Berlioz: La damnation de Faust

Our rating 
3.0 out of 5 star rating 3.0

WORKS: La damnation de Faust
PERFORMER: Giuseppe Sabbatini, Enkelejda Shkosa, Michele Pertusi, David Wilson-Johnson; LSO & Chorus/Colin Davis
This new Damnation, in the LSO Live Colin Davis Berlioz cycle, unexpectedly disappoints. Not that Davis has lost his grip: the score is presented with tremendous vividness by orchestra and chorus, the latter’s occasional coarseness being calculated characterisation. If a few conductor’s moans surge up through quieter textures, that is all part of the joyous patina; and the dark side is represented in the magnificent grotesque so typical of French Romanticism (think Hugo and Quasimodo) in the thrilling ‘Ride to the Abyss’. It is not good, however, that his strangled death-cry is Sabbatini’s finest hour as Faust.

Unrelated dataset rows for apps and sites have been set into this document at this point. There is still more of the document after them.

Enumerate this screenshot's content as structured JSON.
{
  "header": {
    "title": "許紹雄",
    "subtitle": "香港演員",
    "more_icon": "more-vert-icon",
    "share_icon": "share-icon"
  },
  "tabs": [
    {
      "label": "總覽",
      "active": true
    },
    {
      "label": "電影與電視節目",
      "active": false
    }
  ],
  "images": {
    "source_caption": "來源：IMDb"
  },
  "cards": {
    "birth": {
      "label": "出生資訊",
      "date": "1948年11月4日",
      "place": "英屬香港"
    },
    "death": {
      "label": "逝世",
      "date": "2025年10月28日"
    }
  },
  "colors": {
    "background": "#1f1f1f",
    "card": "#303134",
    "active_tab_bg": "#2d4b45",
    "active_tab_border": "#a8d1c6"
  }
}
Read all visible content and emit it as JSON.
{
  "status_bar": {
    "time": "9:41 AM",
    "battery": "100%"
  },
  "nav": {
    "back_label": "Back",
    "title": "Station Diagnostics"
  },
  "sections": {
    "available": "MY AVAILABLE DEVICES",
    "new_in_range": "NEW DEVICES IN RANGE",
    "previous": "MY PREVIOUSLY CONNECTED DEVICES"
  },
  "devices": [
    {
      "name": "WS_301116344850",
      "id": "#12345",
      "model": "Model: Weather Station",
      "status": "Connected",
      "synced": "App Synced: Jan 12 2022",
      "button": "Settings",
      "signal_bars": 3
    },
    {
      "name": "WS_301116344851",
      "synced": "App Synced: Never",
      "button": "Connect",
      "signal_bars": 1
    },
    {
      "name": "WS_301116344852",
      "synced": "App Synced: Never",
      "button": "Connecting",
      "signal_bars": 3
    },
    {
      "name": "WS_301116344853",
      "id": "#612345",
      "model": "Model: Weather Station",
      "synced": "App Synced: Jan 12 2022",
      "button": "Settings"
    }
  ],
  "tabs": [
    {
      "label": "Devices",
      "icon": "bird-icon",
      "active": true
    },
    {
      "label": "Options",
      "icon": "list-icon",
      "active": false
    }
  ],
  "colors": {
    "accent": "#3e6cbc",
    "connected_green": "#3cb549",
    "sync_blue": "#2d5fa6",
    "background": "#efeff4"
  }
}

In his ‘Invocation’ – Berlioz’s most original movement in a stunningly inventive score – Sabbatini’s incessant sforzando is hard to bear; elsewhere he scoops and excitedly stabs the declamation, a technique which spares him having to find the pitch; his suicide scene is ignobly tremulous (compare the master, Gedda, under both Davis and Prêtre). Alas, he is matched by Shkosa’s Marguerite, sometimes painfully out of tune despite her unpleasingly heavy vibrato: no competition for Baker (Prêtre) and von Otter (Chung). Pertusi’s Mephistopheles stands up tolerably well in comparison to Terfel (Chung), Bastin (the earlier Davis) and Cachemaille (Dutoit). I offer as benchmark Nagano; the forces from Lyon match the excellent LSO, and though Graham is not the top Marguerite, the sensitive Moser as Faust and van Dam’s devil make the best all-round team. The new recording suffers from a dry ambience, leaving those silences which punctuate this explosive score, well, silent, rather than atmospheric. Julian Rushton